- WORK REQUIRED
List each line of the data that holds the string "smile", please.
START DATASET RECORDS
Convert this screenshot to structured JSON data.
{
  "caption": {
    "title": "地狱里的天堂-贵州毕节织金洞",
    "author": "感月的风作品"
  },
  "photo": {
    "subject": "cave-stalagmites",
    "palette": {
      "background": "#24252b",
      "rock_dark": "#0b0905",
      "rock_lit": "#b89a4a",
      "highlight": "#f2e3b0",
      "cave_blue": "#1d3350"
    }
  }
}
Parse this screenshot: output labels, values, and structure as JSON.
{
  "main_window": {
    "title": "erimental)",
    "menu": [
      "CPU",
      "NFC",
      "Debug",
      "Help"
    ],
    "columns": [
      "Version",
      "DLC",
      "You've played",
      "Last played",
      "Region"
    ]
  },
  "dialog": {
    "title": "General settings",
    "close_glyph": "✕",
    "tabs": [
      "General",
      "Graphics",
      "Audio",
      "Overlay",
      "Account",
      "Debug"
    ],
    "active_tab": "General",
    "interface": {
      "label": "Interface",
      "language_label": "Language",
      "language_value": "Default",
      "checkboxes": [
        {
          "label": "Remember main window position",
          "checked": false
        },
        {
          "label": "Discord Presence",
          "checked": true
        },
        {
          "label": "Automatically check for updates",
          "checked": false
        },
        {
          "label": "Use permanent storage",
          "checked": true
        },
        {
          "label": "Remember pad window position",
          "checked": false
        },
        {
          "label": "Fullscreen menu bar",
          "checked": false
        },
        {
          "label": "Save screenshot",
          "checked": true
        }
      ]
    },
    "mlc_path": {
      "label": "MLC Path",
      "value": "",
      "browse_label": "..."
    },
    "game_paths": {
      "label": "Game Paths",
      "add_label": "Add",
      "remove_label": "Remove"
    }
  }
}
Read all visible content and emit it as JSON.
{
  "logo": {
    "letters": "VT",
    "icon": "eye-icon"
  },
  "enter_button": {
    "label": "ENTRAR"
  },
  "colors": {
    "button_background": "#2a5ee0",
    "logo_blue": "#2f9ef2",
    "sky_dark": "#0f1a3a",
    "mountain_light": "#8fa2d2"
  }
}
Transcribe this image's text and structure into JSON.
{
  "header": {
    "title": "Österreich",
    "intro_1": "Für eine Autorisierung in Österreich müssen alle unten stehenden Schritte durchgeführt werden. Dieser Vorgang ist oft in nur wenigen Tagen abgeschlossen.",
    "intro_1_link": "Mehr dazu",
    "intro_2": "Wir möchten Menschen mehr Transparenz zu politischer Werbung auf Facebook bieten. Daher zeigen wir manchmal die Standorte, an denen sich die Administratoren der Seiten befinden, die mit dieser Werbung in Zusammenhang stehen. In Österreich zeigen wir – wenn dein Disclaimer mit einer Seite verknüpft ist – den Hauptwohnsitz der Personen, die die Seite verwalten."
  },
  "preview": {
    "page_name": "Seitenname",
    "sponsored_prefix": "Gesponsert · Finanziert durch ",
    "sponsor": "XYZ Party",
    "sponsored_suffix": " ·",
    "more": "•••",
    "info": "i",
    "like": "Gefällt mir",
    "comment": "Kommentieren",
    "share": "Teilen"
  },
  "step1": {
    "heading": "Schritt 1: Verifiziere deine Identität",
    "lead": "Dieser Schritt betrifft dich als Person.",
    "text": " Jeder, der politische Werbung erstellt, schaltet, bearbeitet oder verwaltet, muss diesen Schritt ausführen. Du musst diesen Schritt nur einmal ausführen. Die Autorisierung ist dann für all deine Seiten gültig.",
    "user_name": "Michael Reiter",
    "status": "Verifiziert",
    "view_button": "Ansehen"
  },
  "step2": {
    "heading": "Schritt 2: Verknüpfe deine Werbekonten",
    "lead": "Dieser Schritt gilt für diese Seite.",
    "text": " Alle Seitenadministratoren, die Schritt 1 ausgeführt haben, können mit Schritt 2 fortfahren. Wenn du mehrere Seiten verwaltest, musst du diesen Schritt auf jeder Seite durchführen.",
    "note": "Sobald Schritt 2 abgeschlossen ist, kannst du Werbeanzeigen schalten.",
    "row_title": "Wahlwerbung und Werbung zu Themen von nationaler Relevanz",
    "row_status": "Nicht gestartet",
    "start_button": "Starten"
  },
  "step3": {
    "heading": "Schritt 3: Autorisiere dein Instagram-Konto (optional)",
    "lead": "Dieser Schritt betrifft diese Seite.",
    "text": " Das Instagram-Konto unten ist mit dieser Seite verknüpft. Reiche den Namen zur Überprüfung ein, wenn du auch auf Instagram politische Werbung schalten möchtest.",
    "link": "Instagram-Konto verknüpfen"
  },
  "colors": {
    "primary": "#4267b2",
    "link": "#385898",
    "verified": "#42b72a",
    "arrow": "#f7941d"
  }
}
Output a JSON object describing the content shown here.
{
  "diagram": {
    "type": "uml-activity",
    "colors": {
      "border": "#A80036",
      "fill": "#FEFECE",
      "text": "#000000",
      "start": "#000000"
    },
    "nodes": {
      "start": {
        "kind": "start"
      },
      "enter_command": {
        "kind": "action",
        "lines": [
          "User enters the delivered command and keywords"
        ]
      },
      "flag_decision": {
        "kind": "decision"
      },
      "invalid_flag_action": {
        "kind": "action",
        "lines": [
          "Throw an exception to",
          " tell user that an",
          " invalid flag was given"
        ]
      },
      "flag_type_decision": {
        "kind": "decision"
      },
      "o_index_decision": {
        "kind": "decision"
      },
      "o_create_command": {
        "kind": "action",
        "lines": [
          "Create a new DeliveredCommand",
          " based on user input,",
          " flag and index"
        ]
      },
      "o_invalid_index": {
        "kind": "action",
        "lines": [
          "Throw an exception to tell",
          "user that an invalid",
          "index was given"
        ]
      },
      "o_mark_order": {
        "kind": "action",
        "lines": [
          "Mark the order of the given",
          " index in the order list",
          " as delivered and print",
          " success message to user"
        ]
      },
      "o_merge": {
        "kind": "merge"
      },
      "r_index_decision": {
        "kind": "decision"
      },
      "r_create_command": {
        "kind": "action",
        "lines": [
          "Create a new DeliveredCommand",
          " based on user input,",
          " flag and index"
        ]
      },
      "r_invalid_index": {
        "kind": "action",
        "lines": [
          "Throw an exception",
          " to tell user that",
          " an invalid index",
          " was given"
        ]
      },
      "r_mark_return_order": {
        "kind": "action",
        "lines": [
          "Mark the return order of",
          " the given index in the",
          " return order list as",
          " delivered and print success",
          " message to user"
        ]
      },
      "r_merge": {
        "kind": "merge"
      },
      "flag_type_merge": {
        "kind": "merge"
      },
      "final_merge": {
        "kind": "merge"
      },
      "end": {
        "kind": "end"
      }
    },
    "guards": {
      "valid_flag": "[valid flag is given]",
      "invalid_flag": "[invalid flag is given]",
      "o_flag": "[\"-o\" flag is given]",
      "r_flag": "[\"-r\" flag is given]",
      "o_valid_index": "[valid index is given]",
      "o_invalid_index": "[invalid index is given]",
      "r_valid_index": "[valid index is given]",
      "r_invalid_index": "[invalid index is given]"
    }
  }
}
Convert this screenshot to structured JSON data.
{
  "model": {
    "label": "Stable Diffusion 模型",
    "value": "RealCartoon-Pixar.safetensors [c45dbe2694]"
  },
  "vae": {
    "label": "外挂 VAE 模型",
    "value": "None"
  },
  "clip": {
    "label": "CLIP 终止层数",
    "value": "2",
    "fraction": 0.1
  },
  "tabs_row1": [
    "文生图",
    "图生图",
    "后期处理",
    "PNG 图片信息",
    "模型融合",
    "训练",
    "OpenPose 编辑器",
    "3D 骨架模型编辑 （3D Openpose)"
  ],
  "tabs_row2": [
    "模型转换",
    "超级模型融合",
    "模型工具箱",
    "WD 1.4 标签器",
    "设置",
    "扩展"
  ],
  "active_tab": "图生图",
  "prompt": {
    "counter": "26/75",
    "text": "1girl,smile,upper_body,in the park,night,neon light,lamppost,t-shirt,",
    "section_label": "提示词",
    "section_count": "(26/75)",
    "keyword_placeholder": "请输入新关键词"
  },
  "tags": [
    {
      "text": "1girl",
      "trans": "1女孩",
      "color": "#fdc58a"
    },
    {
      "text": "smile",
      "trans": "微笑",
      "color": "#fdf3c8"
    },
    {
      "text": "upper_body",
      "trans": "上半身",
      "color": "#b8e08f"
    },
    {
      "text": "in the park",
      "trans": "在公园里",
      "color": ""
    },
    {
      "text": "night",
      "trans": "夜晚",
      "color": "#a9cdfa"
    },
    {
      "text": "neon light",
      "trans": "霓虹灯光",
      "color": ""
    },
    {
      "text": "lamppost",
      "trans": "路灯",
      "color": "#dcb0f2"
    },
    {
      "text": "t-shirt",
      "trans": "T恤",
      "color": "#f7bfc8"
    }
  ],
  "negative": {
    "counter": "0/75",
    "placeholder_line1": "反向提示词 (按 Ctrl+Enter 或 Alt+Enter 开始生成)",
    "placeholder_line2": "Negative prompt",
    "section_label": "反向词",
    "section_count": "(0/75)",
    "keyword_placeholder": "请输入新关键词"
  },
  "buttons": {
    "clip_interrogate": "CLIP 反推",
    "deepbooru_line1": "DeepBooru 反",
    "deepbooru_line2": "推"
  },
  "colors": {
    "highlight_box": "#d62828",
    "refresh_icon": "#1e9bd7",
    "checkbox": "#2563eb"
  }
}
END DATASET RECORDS
- EXPECTED ANSWER
    "text": "1girl,smile,upper_body,in the park,night,neon light,lamppost,t-shirt,",
      "text": "smile",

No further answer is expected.